» WHAT IS BEING ASKED:
The expected result is the full set of records, copied precisely, with images dropped.

» THE INPUT:
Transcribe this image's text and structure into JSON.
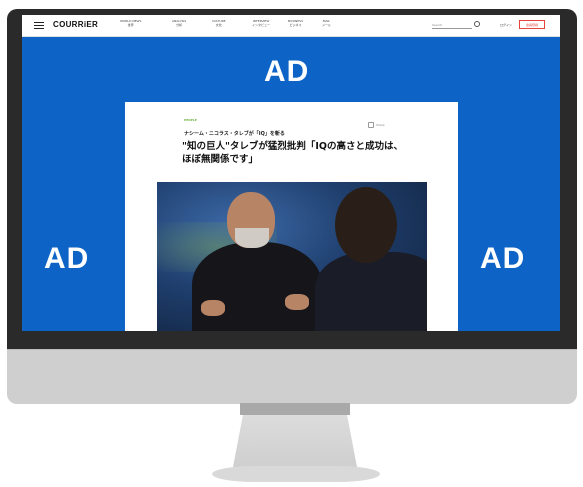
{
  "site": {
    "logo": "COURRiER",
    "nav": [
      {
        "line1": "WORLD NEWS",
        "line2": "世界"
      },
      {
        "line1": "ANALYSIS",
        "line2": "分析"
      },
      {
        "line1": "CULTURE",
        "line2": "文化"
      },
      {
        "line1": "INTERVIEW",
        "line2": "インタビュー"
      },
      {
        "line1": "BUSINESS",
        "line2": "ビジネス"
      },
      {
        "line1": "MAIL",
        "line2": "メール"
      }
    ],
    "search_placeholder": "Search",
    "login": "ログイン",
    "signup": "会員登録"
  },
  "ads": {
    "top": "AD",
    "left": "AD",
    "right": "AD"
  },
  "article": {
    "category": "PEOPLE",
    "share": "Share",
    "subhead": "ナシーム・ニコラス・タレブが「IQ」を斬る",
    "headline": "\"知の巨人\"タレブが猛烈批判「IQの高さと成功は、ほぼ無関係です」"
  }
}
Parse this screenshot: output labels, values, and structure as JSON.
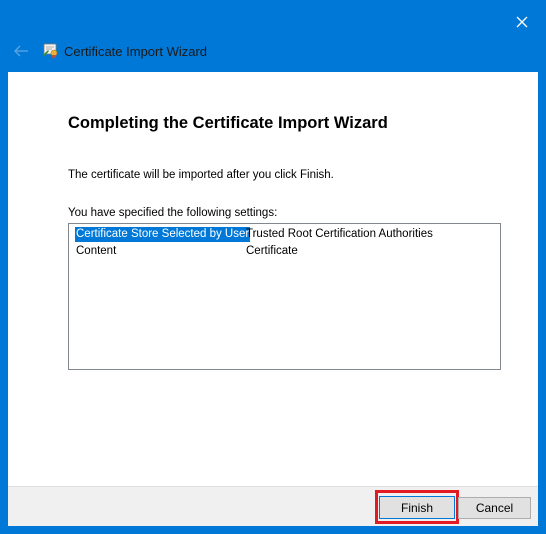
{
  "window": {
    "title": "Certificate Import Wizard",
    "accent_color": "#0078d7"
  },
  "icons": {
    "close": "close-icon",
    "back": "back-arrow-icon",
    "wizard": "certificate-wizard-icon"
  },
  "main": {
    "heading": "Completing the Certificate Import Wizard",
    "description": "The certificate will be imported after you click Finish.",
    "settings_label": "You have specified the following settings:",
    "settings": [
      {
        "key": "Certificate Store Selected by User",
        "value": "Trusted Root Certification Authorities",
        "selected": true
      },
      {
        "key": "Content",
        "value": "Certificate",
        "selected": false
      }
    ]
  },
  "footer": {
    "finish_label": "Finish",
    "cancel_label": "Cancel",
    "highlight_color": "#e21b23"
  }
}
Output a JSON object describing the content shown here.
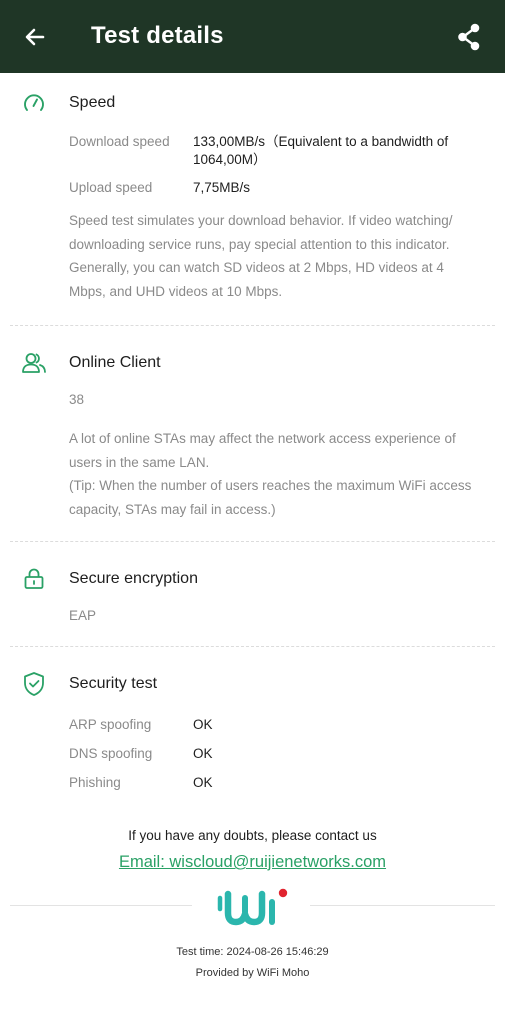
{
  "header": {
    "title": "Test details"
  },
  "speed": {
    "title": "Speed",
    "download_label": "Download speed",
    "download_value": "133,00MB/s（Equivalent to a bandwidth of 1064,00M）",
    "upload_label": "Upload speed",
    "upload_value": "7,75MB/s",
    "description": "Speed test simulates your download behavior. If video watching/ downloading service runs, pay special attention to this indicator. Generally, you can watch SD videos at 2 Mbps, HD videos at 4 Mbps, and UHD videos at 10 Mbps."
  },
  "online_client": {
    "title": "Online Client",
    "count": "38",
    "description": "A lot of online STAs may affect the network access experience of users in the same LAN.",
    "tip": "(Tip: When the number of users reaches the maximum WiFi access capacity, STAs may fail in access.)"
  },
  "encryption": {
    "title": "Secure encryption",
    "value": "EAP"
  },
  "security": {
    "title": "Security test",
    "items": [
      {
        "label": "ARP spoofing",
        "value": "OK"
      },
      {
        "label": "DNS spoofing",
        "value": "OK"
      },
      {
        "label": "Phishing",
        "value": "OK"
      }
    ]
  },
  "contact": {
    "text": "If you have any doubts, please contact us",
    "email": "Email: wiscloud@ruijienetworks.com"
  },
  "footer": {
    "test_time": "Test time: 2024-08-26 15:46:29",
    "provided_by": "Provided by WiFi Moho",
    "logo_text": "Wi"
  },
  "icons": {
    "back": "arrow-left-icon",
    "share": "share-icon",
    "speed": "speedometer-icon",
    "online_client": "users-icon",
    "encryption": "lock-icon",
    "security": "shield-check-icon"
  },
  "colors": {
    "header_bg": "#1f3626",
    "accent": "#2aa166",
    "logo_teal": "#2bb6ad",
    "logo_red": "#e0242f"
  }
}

» SOLUTION:
Transcribe this image's text and structure into JSON.
{
  "site": {
    "logo": "COURRiER",
    "nav": [
      {
        "line1": "WORLD NEWS",
        "line2": "世界"
      },
      {
        "line1": "ANALYSIS",
        "line2": "分析"
      },
      {
        "line1": "CULTURE",
        "line2": "文化"
      },
      {
        "line1": "INTERVIEW",
        "line2": "インタビュー"
      },
      {
        "line1": "BUSINESS",
        "line2": "ビジネス"
      },
      {
        "line1": "MAIL",
        "line2": "メール"
      }
    ],
    "search_placeholder": "Search",
    "login": "ログイン",
    "signup": "会員登録"
  },
  "ads": {
    "top": "AD",
    "left": "AD",
    "right": "AD"
  },
  "article": {
    "category": "PEOPLE",
    "share": "Share",
    "subhead": "ナシーム・ニコラス・タレブが「IQ」を斬る",
    "headline": "\"知の巨人\"タレブが猛烈批判「IQの高さと成功は、ほぼ無関係です」"
  }
}
Parse this screenshot: output labels, values, and structure as JSON.
{
  "window": {
    "title": "Certificate Import Wizard",
    "accent_color": "#0078d7"
  },
  "icons": {
    "close": "close-icon",
    "back": "back-arrow-icon",
    "wizard": "certificate-wizard-icon"
  },
  "main": {
    "heading": "Completing the Certificate Import Wizard",
    "description": "The certificate will be imported after you click Finish.",
    "settings_label": "You have specified the following settings:",
    "settings": [
      {
        "key": "Certificate Store Selected by User",
        "value": "Trusted Root Certification Authorities",
        "selected": true
      },
      {
        "key": "Content",
        "value": "Certificate",
        "selected": false
      }
    ]
  },
  "footer": {
    "finish_label": "Finish",
    "cancel_label": "Cancel",
    "highlight_color": "#e21b23"
  }
}
Output a JSON object describing the content shown here.
{
  "header": {
    "title": "Test details"
  },
  "speed": {
    "title": "Speed",
    "download_label": "Download speed",
    "download_value": "133,00MB/s（Equivalent to a bandwidth of 1064,00M）",
    "upload_label": "Upload speed",
    "upload_value": "7,75MB/s",
    "description": "Speed test simulates your download behavior. If video watching/ downloading service runs, pay special attention to this indicator. Generally, you can watch SD videos at 2 Mbps, HD videos at 4 Mbps, and UHD videos at 10 Mbps."
  },
  "online_client": {
    "title": "Online Client",
    "count": "38",
    "description": "A lot of online STAs may affect the network access experience of users in the same LAN.",
    "tip": "(Tip: When the number of users reaches the maximum WiFi access capacity, STAs may fail in access.)"
  },
  "encryption": {
    "title": "Secure encryption",
    "value": "EAP"
  },
  "security": {
    "title": "Security test",
    "items": [
      {
        "label": "ARP spoofing",
        "value": "OK"
      },
      {
        "label": "DNS spoofing",
        "value": "OK"
      },
      {
        "label": "Phishing",
        "value": "OK"
      }
    ]
  },
  "contact": {
    "text": "If you have any doubts, please contact us",
    "email": "Email: wiscloud@ruijienetworks.com"
  },
  "footer": {
    "test_time": "Test time: 2024-08-26 15:46:29",
    "provided_by": "Provided by WiFi Moho",
    "logo_text": "Wi"
  },
  "icons": {
    "back": "arrow-left-icon",
    "share": "share-icon",
    "speed": "speedometer-icon",
    "online_client": "users-icon",
    "encryption": "lock-icon",
    "security": "shield-check-icon"
  },
  "colors": {
    "header_bg": "#1f3626",
    "accent": "#2aa166",
    "logo_teal": "#2bb6ad",
    "logo_red": "#e0242f"
  }
}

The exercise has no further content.